The reality is that neither the purples nor the reds are interested in a government crisis of greater scope than the one sparked by the failure in the regional elections in Madrid last March.
The repeal of the labour reform, like the penal code, are mantras for rallies and little more. Repealing existing laws means annulling them in order to replace them; just repealing them would be insufficient, it would mean going back to something that did not work. So the labour counter-reform involves proposing another substitute law.
This government has been in office for two years now (three since the no-confidence vote), with the offer of this counter-reform at the forefront. And during such a long period of time, no draft bill (a decree law would be eccentric) has come out of the government with wording that modifies what it calls the “harmful norms” of that reform. This is without losing sight of the part of the previous reform (Zapatero’s) that so annoyed the unions they threatened a general strike.

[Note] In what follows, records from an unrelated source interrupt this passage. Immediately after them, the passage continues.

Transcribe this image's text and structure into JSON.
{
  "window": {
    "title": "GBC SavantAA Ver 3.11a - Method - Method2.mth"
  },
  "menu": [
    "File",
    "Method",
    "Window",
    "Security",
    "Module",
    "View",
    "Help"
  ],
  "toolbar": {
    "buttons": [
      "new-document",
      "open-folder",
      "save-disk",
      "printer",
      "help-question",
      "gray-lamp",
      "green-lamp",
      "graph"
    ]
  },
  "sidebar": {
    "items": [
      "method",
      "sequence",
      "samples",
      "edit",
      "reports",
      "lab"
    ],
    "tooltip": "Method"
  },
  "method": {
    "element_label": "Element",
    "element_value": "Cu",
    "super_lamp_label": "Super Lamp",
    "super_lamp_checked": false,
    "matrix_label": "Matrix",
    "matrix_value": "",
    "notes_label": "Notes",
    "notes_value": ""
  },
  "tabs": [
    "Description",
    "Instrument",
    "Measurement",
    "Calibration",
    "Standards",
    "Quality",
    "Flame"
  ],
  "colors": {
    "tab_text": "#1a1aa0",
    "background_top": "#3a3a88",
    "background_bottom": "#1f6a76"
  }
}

Pedro Sánchez has promised in some ad hoc forums to repeal the labour reform. However, in other forums he has argued the opposite and flagged a revision of the Workers’ Statute, taking into account the new labour frameworks of the 21st century.
A lot of talk and few specifics; mere appearances. What bothers the trade unions about the 2013 labour reform is that it took away some of their power in favour of employers. A debatable thesis, not least because in practice the 2013 reform’s amendments were weakened by the ambiguities of the draf text and by court rulings. Thes have limited the effects of the reform.

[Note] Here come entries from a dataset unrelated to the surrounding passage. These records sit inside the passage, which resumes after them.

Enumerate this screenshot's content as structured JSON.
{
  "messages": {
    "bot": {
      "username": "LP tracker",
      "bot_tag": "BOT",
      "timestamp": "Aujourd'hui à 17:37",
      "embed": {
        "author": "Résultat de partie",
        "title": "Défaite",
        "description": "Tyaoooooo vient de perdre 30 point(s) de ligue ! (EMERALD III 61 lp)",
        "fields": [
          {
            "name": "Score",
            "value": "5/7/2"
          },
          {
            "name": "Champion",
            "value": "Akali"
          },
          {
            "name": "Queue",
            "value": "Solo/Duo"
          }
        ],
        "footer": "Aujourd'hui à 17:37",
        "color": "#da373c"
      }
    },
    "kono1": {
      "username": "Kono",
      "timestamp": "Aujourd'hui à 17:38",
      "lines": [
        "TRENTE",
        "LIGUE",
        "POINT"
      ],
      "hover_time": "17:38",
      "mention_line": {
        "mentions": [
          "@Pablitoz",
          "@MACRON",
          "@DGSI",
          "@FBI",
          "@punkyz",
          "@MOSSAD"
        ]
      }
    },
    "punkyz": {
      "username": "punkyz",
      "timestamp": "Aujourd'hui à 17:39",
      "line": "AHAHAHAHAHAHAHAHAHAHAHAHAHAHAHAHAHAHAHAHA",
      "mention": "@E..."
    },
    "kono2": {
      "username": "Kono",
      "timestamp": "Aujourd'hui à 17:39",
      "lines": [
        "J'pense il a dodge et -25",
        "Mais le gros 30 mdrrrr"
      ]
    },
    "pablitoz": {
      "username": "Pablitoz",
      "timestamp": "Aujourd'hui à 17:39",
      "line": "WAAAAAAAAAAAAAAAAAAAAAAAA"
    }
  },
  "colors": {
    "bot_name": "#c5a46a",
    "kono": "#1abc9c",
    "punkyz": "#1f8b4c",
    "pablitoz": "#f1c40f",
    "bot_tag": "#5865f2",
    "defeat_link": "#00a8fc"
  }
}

The unions criticise the fact that the company agreement has more validity than the sectoral or territorial agreement. The reality of recent years shows that this possibility has not encouraged these company agreements which, in theory, weaken trade union power. The same applies to the ultra-activity of agreements which remain in force beyond their term, until another one is negotiated. Basically, these are trivialities within a labour market framework that has been malfunctioning in Spain for decades. It has resulted in a society with high unemployment, precariousness and low wages. In short, a labour hell.
What is urgent and important would be a real labour reform, especially if the aim is to create stable and well-paid employment. Instead, we are facing a political confrontation of power within the government itself between the purples and the reds. They want to pretend to be on the left because they protect the unions in order to bring them closer to the ruling party. Perhaps the Ministry of Labour should be called the Ministry of Trade Union Relations. There has already been one.